[TRY IT] Your answer should consist of the lines in the data below that contain "Source".

[DATA LISTING]
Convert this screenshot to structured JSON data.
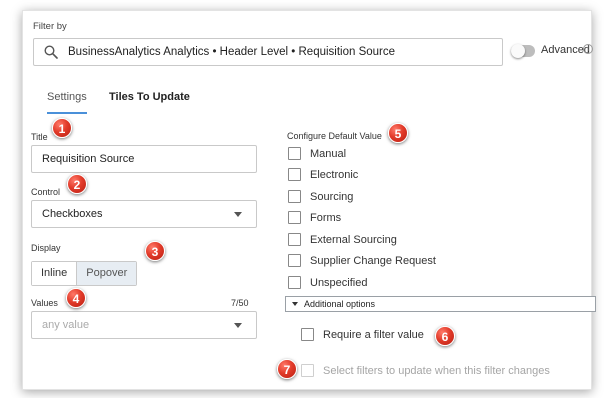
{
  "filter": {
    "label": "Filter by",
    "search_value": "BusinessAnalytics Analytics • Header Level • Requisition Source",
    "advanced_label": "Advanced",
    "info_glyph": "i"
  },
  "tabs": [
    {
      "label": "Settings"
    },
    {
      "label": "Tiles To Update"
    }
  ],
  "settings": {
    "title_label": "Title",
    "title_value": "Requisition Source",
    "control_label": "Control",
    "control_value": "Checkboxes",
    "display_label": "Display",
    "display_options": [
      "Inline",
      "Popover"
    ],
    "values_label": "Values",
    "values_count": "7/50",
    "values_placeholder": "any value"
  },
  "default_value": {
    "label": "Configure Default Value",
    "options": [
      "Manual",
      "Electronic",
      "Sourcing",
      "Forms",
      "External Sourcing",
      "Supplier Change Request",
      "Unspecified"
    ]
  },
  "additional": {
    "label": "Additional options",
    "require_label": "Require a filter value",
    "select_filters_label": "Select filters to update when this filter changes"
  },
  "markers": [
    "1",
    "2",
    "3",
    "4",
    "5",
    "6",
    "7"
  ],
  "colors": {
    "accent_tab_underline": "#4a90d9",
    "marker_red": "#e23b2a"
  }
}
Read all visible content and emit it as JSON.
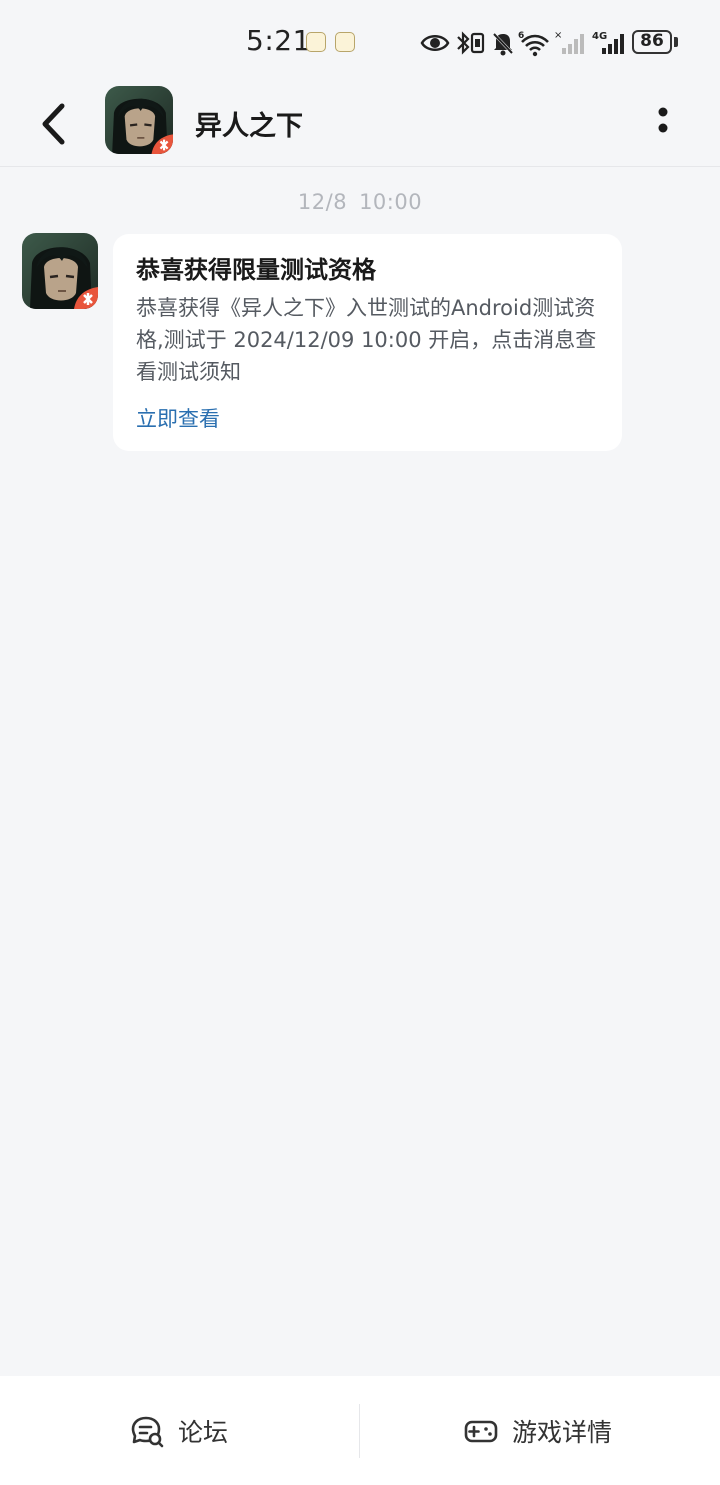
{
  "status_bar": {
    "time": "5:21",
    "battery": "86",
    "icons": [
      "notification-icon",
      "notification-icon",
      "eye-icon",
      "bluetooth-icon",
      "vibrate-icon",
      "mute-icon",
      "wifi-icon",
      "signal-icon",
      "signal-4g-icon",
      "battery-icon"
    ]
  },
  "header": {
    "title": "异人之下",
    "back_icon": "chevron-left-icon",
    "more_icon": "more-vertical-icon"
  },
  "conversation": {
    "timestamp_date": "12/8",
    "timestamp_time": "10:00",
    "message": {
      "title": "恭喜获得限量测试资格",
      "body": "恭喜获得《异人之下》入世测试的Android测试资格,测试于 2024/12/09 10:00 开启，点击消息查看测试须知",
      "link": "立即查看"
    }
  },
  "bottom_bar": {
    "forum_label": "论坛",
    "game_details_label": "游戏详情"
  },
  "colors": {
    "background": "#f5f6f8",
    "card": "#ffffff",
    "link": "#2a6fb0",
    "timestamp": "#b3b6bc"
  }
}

[WRITTEN RESPONSE]
    "search_value": "BusinessAnalytics Analytics • Header Level • Requisition Source",
    "title_value": "Requisition Source",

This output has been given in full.